Apple has fallen into what Wall Street refers to as bear market territory. The hypothesis for the decline is that consumers are no longer buying or have become disenchanted with the iPhone.

The company’s share price was at a record $232.07 on October 3. It has since fallen by about 22.1 per cent, thereby exceeding the official bear market threshold of 20 percent. One key reason is that multiple suppliers have indicated that Apple is cutting back on parts orders for the latest iPhones.

Moreover, the company’s recent earnings announcement added to concerns when Apple reported flat unit growth and stated that it would stop disclosing the quantity of smartphones sold each quarter.

Apple does also generate revenue and earnings growth by charging more per device and selling customers an increasing amount of digital music, movies and other services.

The difficulty is that investors have become complacent given the past decade of iPhone ascendance. Apple’s latest earnings report has not only snapped some out of their stupor but instilled a degree of fear that is now compounding on itself.

Apple shares were recently trading at $180.69. Goldman Sachs cut its price target on the stock for the third time this month, citing signs of weak iPhone demand in China and some emerging markets.

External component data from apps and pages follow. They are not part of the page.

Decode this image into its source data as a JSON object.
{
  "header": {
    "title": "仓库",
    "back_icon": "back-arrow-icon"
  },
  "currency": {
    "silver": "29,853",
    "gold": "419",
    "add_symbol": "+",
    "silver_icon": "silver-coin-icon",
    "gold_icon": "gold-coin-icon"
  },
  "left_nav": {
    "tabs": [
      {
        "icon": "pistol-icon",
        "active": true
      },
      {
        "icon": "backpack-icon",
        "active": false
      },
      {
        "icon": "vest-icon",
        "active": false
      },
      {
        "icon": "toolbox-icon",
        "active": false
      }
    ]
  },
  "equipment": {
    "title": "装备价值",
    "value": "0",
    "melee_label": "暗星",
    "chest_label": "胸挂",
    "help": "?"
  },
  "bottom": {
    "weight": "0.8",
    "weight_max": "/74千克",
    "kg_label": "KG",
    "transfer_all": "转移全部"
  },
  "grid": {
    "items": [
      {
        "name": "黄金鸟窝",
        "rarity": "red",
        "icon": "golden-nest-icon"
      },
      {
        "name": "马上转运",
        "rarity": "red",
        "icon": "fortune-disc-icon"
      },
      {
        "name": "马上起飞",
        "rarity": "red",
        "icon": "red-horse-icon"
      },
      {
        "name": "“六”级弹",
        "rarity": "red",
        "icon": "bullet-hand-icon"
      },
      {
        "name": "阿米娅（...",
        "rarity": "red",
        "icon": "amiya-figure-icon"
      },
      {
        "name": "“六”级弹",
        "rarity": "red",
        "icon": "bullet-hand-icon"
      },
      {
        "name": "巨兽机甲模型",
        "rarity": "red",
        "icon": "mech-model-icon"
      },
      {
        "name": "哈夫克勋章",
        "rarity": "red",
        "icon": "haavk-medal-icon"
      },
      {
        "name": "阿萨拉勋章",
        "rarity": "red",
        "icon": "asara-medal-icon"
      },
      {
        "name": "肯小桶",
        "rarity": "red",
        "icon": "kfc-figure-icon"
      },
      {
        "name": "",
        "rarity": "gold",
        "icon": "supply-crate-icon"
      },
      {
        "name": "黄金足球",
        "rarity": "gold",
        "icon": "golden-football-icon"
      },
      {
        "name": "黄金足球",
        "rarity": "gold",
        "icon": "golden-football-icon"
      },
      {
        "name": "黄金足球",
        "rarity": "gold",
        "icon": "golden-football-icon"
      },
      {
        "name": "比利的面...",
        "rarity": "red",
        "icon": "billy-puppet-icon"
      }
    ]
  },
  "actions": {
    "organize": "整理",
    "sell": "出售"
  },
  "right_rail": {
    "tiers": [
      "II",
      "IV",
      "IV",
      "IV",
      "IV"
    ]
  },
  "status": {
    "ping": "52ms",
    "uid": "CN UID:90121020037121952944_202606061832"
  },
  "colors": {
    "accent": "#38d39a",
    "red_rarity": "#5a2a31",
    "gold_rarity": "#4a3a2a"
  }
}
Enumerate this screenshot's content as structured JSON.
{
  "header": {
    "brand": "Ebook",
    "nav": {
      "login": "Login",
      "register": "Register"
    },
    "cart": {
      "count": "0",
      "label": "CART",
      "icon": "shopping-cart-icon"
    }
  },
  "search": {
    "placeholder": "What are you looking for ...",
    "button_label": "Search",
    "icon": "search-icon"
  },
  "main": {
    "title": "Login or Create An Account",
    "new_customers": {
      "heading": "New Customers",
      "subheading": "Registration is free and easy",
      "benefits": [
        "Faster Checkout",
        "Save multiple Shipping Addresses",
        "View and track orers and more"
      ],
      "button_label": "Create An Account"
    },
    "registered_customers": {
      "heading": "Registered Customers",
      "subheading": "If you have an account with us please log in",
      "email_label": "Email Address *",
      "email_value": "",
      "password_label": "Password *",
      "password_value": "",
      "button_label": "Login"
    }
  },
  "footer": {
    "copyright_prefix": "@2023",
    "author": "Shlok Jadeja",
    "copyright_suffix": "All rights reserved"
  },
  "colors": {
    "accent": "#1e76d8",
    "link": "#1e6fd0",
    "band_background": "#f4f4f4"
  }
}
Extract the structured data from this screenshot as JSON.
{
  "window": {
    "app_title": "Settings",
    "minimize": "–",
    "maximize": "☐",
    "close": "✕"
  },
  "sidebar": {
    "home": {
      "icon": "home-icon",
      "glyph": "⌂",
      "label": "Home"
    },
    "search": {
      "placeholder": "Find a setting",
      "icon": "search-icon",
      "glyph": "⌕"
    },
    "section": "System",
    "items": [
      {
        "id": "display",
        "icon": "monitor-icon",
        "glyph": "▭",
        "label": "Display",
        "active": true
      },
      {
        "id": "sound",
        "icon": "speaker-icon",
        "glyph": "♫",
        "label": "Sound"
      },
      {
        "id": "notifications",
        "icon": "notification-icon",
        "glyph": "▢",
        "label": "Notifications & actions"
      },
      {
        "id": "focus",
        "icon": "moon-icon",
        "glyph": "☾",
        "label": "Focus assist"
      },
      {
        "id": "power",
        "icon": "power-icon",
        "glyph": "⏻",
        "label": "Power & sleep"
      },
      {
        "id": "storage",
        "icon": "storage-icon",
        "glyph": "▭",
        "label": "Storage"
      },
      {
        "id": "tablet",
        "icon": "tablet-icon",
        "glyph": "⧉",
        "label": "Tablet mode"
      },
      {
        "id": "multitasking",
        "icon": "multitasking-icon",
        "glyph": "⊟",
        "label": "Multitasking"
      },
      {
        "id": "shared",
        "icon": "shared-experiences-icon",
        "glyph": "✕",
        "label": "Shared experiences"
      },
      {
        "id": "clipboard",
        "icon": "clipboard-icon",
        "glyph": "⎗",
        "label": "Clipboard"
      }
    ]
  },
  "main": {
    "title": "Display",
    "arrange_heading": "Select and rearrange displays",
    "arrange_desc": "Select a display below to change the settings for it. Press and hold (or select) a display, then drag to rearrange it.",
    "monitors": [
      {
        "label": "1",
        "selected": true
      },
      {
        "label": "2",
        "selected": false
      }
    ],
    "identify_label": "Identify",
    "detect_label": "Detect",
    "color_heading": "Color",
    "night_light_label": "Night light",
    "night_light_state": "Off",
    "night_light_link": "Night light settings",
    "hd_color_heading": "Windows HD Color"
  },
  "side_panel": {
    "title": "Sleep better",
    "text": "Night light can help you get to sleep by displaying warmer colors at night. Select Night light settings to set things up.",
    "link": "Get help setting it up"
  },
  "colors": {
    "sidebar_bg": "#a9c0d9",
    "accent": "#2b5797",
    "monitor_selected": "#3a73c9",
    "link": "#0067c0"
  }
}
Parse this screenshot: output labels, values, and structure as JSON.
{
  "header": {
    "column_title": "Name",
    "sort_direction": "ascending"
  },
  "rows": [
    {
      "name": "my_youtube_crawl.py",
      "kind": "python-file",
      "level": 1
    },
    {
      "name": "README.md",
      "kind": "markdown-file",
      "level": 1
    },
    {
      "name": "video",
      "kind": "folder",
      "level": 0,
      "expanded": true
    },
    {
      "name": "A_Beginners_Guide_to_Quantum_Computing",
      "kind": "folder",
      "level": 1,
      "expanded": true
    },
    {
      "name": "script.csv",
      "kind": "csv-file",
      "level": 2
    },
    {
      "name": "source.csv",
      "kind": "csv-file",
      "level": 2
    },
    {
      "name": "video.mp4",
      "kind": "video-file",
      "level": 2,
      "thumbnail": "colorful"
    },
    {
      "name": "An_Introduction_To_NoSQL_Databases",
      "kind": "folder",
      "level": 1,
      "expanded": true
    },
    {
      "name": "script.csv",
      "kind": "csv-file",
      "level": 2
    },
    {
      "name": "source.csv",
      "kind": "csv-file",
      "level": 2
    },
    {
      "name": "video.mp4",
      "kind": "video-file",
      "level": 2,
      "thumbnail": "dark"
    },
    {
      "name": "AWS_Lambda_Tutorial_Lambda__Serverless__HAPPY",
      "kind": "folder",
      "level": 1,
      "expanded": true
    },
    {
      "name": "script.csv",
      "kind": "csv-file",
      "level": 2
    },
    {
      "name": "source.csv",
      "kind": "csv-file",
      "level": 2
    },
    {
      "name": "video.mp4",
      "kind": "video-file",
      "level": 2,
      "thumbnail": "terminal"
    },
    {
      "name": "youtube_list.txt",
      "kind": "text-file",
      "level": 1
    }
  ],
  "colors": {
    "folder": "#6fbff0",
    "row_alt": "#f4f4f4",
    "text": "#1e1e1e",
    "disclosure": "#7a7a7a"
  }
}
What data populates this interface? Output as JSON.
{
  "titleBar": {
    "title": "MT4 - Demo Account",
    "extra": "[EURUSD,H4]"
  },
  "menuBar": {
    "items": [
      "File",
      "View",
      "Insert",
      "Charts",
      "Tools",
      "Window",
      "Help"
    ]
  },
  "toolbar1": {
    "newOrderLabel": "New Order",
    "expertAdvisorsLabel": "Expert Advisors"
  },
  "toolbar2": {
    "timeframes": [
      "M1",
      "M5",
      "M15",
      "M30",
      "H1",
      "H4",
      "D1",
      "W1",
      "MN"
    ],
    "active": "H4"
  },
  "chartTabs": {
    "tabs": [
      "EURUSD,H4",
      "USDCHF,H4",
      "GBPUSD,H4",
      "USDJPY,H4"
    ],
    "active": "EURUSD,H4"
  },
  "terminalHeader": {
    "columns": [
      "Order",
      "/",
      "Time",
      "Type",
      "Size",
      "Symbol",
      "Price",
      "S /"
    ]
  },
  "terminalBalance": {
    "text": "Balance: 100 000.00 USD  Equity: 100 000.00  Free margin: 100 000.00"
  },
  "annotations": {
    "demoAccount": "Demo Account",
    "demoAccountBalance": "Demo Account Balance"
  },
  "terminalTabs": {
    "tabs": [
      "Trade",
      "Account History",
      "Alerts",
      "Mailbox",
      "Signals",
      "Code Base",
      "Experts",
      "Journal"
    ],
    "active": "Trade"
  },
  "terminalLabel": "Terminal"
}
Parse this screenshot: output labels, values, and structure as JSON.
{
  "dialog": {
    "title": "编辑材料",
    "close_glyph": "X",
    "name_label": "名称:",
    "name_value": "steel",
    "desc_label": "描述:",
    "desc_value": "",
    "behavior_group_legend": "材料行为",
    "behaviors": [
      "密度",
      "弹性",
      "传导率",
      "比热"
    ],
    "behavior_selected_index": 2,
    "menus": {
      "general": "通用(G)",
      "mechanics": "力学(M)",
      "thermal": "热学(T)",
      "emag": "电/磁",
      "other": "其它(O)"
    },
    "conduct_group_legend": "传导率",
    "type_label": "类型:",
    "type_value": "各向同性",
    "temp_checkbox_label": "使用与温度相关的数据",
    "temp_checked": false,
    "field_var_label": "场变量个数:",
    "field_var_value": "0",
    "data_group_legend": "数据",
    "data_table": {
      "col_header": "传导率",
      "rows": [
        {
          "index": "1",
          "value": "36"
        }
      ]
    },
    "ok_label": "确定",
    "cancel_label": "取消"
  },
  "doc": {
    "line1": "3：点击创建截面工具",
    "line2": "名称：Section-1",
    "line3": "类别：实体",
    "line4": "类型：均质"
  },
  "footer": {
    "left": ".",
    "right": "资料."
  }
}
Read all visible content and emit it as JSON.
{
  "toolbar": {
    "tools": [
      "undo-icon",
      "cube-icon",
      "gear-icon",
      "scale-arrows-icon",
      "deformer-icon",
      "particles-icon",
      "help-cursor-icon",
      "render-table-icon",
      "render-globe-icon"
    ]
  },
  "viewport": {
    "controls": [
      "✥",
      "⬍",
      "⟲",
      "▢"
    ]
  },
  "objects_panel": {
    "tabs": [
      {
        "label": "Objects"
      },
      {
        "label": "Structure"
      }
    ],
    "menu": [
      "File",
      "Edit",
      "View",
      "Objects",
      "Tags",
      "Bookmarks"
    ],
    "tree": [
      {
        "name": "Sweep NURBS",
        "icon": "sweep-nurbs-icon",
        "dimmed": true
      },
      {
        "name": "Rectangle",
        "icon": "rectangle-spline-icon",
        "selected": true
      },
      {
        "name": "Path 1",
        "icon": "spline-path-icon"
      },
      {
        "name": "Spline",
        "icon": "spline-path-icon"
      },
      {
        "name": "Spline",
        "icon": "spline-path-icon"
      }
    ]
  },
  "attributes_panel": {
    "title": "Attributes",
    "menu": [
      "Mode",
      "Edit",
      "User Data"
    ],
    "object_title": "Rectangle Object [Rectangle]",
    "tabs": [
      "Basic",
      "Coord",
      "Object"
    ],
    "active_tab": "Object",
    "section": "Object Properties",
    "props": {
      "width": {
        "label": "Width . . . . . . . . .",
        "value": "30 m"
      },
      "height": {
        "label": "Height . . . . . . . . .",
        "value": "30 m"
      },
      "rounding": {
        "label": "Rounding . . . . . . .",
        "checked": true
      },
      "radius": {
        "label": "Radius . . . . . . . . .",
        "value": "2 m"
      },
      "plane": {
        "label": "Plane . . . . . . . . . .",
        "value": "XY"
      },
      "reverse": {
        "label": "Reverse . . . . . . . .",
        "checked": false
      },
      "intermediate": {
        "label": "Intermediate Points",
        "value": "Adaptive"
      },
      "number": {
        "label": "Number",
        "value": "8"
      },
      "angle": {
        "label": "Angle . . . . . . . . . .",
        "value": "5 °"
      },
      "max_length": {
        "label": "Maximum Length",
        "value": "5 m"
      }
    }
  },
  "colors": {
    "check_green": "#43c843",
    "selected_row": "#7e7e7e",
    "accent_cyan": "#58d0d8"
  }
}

Apple is also subjected to buffeting by signals from its massive, global supply chain. Recent warnings from some manufacturing partners sparked concerns that Apple’s newest iPhones would be poorly received. Having just upgraded to the newest iPhone XS max, I would certainly disagree.

Yes, it is true that some iPhone suppliers and assemblers have warned of weaker orders. In addition, there have been underwhelming earnings by Hon Hai Precision Industry and a quartet of smaller companies, such as Japan Display that have reduced revenue estimates. The result is that analysts are extrapolating out that Apple has hit a brick wall.

The iPhone accounts for about two-thirds of Apple revenue, so a lack of unit growth could be a problem. For fiscal 2019, the consensus is for sales to expand 5 per cent, down from 16 per cent in the previous year, according to data compiled by Bloomberg.

Analysts are also less bullish on Apple’s stock than on any of the other technology giants. About 56 per cent have a buy rating on Apple, according to Bloomberg. Compare that to Alphabet with 91 per cent, Facebook with 81 per cent and Amazon with 94 per cent.

Apple shares are up about 7.18 per cent year-to-date, trading at 12 times forward earnings. A comparable multiple for the S&P 500 is 17 times. The consensus 12-month price target is $234, or about 30 per cent above current levels, so there must still be some confidence left.

Why the critique on Apple? Because Apple could be considered a bellwether for Wall Street in general. And the Street’s attitude towards Apple is typical of what many see as Street’s outlook going forward. Specifically, that the sky is falling.

With a plethora of prognosticators claiming that the end is near, I entreat you once again not to let market forecasts impair your investment strategy. Instead direct your attention to the performance of individual companies with a record of navigating their way through the seas of economic uncertainty.

Meanwhile, if you maintained and maybe grew a portfolio throughout 2018, you should take a moment to congratulate yourself on your forward thinking and your fortitude in ignoring the prophets of doom.

By now you should know exactly how your investments have performed over the past 11 months. Furthermore, you should be able to assess any possible damage. Since a portfolio should have an investment horizon extending out over two or more years, any “difficulties” (also known as unrealized or paper losses), will mean only a bit of psychological tsuris, Yiddish for aggravation.

A major investment firm once said of the markets, the easy money has been made. Easy money? I always thought financial returns were the result of hard work and diligent research. There is no animal named easy money.

Lauren Rudd is a financial writer and columnist. You can write to him at Phone calls accepted between 9 AM and 3 PM at (941) 706-3449. For back columns please go to